Element data from apps and pages:

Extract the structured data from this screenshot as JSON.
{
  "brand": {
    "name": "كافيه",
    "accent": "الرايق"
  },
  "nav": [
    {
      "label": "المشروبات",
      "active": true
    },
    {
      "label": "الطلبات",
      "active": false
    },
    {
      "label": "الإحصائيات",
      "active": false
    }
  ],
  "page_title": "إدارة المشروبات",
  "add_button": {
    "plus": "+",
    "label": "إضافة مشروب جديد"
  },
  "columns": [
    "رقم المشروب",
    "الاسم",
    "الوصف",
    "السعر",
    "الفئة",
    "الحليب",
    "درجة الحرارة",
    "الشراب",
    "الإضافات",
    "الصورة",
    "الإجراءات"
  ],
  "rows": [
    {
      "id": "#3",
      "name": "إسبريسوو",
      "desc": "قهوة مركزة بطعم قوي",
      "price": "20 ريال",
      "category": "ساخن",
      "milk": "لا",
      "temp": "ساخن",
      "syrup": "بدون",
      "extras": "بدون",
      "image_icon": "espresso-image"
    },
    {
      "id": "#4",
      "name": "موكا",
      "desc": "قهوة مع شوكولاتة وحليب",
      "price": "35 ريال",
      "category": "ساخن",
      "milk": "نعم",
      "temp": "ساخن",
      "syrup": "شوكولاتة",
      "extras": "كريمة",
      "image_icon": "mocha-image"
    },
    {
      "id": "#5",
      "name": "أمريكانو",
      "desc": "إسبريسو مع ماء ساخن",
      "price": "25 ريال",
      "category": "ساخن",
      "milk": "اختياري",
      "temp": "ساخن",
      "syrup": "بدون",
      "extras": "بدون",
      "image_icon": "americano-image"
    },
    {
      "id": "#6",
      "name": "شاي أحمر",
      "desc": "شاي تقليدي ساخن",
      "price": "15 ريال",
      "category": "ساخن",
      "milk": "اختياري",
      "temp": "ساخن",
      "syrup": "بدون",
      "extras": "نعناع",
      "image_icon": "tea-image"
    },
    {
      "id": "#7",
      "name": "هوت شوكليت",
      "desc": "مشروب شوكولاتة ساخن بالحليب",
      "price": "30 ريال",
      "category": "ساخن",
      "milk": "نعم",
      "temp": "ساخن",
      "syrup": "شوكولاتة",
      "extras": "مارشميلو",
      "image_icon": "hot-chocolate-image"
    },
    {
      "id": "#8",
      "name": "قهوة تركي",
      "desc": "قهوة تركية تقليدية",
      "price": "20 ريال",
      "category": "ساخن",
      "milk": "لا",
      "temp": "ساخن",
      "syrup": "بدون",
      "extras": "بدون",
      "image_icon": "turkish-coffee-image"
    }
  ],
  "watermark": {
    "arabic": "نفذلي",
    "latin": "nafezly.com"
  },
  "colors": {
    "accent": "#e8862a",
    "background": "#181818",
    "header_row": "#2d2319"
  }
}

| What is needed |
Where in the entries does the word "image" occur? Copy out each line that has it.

| Answer box |
      "image_icon": "espresso-image"
      "image_icon": "mocha-image"
      "image_icon": "americano-image"
      "image_icon": "tea-image"
      "image_icon": "hot-chocolate-image"
      "image_icon": "turkish-coffee-image"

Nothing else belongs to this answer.